_INSTRUCTIONS TO FOLLOW_: Please give again, word for word, the line that contains "Decode this image" and every line after it to the end of the data, with no other lines.

_WORKING DATA_:
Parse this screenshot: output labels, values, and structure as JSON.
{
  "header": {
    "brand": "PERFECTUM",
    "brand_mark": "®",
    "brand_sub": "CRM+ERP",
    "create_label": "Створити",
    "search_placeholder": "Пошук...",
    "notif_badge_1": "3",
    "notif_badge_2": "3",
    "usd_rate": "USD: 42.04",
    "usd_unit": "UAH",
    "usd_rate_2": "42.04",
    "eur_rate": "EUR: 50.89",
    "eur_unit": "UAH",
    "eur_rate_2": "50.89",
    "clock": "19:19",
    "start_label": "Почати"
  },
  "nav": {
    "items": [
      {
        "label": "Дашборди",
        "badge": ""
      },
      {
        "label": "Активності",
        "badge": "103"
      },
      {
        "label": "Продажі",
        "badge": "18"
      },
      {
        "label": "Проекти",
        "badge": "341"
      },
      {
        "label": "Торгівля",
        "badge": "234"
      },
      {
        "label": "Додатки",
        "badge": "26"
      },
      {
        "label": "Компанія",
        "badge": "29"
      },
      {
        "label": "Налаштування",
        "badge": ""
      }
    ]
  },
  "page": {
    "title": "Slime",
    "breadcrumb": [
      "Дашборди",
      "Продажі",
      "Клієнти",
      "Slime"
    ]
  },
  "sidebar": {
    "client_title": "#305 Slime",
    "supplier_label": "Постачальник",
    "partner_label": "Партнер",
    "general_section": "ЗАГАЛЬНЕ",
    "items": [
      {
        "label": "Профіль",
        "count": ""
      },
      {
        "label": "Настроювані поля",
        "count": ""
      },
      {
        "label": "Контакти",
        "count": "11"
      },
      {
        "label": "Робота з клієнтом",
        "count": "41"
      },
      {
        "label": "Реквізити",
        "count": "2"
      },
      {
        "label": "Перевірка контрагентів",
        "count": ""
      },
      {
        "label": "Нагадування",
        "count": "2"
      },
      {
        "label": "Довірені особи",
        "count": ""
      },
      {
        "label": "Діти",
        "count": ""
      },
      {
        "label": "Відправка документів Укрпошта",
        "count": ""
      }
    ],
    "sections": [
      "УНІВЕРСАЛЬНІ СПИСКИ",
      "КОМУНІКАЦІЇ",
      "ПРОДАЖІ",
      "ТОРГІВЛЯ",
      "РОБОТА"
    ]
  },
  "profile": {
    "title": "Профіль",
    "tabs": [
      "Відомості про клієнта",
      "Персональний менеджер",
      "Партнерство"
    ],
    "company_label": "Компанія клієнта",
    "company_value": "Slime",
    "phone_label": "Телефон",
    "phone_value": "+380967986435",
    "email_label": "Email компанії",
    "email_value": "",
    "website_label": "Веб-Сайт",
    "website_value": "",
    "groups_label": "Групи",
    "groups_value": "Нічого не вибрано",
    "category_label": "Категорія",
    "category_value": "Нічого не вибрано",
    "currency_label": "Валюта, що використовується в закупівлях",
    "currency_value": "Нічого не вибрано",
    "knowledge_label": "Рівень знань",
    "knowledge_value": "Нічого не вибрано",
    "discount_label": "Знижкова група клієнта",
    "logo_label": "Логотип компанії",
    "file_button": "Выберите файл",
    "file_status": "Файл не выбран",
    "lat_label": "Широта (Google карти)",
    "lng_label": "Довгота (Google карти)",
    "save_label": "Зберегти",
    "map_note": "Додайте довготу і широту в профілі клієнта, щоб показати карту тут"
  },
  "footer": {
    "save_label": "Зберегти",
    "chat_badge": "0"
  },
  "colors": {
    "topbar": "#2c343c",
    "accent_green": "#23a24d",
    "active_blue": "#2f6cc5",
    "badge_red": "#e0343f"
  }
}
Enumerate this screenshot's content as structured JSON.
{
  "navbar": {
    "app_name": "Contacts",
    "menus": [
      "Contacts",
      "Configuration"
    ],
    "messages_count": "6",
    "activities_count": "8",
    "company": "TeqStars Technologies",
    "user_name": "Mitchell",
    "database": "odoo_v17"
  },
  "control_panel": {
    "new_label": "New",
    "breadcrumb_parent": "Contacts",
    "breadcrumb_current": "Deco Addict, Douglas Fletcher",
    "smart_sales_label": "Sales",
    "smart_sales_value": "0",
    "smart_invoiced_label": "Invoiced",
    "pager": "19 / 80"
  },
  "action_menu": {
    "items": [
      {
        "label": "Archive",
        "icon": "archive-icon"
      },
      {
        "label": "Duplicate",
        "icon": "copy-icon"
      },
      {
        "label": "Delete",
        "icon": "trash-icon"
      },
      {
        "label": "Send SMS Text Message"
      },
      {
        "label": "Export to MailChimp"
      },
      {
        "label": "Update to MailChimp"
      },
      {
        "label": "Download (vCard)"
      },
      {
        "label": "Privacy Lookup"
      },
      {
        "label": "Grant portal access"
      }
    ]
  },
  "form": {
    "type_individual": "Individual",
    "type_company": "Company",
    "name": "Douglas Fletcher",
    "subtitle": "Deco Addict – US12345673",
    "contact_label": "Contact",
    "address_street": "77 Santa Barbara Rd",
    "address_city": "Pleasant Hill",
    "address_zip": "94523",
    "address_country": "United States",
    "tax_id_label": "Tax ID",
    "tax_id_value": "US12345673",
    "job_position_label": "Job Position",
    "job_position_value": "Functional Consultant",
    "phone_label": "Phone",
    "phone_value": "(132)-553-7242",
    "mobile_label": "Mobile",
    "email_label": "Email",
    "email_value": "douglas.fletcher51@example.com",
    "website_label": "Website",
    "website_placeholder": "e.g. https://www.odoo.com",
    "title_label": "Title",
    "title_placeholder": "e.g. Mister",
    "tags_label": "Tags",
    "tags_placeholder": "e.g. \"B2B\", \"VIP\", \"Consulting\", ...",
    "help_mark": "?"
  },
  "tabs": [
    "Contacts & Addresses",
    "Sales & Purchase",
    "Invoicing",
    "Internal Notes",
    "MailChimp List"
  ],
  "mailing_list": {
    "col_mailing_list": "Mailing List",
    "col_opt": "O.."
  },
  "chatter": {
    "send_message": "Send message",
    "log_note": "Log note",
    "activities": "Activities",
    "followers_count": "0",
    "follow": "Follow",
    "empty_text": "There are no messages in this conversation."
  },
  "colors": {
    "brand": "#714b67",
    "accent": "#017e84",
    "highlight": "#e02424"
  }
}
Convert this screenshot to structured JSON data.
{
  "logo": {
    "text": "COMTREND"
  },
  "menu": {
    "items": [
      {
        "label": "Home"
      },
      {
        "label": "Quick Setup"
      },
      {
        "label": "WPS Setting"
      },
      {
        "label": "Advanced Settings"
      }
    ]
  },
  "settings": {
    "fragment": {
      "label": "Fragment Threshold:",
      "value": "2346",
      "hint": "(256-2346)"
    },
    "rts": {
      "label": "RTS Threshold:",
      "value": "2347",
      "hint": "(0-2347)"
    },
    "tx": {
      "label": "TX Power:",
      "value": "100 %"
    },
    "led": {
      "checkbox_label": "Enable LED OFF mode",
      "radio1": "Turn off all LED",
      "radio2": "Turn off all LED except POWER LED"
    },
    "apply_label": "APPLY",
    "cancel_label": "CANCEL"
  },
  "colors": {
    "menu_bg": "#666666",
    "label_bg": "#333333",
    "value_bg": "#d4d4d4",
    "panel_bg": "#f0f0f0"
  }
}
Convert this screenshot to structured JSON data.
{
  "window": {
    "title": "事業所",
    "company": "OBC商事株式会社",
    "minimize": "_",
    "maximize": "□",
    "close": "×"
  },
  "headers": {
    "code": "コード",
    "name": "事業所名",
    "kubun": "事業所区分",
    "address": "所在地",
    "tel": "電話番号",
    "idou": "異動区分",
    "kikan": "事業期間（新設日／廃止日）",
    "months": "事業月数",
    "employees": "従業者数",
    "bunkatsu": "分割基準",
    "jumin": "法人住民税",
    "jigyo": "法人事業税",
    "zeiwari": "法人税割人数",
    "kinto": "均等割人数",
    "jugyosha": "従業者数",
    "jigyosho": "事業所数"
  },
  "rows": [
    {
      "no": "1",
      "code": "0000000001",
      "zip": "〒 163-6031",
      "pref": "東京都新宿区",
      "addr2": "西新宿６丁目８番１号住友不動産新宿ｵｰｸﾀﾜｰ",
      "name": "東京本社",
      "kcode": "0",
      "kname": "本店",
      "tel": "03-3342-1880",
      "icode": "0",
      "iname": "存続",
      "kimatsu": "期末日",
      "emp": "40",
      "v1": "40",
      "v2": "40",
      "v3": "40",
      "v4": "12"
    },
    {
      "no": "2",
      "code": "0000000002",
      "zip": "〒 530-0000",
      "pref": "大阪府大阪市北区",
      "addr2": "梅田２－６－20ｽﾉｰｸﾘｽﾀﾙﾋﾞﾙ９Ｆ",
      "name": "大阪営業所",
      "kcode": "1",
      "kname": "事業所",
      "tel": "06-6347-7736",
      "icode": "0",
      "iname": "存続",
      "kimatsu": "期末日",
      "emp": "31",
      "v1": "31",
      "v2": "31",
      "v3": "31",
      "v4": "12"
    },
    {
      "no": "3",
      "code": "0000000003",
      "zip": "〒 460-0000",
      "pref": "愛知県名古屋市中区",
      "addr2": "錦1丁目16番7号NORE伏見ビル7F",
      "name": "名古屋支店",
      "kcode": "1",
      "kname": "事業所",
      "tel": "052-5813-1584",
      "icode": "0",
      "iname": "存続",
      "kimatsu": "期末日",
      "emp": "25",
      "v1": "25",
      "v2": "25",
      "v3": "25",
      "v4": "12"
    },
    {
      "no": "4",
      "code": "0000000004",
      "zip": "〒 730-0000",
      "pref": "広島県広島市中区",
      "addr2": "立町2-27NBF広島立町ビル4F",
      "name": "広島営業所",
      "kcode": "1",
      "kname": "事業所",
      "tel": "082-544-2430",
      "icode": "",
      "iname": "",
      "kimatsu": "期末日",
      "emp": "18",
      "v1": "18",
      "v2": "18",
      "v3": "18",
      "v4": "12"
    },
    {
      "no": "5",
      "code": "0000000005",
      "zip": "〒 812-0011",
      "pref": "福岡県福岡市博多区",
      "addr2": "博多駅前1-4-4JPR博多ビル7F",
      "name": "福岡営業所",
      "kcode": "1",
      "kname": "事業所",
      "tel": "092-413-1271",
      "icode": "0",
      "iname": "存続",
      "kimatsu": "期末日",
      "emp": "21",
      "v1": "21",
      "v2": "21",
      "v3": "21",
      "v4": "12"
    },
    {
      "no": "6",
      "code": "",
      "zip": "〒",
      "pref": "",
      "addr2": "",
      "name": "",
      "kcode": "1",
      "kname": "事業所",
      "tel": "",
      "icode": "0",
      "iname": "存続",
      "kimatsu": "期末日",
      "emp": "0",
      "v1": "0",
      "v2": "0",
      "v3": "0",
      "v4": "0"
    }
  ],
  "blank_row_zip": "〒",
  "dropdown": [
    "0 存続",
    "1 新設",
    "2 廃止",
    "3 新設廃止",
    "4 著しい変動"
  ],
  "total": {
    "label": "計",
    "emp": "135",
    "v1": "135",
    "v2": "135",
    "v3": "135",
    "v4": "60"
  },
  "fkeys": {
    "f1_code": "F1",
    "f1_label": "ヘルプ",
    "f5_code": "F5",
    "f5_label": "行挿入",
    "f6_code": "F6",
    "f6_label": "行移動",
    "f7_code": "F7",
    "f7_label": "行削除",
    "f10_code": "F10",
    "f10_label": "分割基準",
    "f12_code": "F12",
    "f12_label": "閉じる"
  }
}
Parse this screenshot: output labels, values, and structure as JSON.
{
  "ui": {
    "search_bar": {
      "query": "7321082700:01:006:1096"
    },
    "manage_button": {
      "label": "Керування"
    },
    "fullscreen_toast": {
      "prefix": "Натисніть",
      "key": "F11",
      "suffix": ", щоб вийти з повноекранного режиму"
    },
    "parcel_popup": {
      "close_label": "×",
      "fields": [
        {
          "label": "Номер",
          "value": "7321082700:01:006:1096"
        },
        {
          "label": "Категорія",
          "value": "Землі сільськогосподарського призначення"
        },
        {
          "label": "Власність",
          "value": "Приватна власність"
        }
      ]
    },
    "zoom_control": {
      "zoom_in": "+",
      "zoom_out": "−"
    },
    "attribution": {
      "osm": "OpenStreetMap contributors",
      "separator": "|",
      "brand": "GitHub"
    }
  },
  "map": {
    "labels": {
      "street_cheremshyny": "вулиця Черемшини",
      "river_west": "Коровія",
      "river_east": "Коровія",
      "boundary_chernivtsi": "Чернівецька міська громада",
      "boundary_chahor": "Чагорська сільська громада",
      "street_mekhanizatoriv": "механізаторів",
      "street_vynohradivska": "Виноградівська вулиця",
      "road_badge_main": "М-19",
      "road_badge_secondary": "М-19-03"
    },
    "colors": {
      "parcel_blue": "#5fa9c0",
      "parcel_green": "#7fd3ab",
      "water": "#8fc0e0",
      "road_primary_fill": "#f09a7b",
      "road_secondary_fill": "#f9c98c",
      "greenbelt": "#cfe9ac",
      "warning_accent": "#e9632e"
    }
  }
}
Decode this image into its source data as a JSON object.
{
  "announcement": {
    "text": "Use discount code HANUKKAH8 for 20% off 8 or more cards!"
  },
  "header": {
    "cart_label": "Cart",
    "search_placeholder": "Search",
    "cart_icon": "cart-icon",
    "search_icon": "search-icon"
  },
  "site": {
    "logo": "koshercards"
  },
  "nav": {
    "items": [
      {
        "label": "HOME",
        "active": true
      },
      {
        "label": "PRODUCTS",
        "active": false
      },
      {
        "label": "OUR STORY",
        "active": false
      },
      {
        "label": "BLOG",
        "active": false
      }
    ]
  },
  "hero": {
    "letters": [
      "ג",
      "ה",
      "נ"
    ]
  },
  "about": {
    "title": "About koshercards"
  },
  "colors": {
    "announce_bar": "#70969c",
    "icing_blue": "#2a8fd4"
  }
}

_ANSWER BELOW_:
Decode this image into its source data as a JSON object.
{
  "announcement": {
    "text": "Use discount code HANUKKAH8 for 20% off 8 or more cards!"
  },
  "header": {
    "cart_label": "Cart",
    "search_placeholder": "Search",
    "cart_icon": "cart-icon",
    "search_icon": "search-icon"
  },
  "site": {
    "logo": "koshercards"
  },
  "nav": {
    "items": [
      {
        "label": "HOME",
        "active": true
      },
      {
        "label": "PRODUCTS",
        "active": false
      },
      {
        "label": "OUR STORY",
        "active": false
      },
      {
        "label": "BLOG",
        "active": false
      }
    ]
  },
  "hero": {
    "letters": [
      "ג",
      "ה",
      "נ"
    ]
  },
  "about": {
    "title": "About koshercards"
  },
  "colors": {
    "announce_bar": "#70969c",
    "icing_blue": "#2a8fd4"
  }
}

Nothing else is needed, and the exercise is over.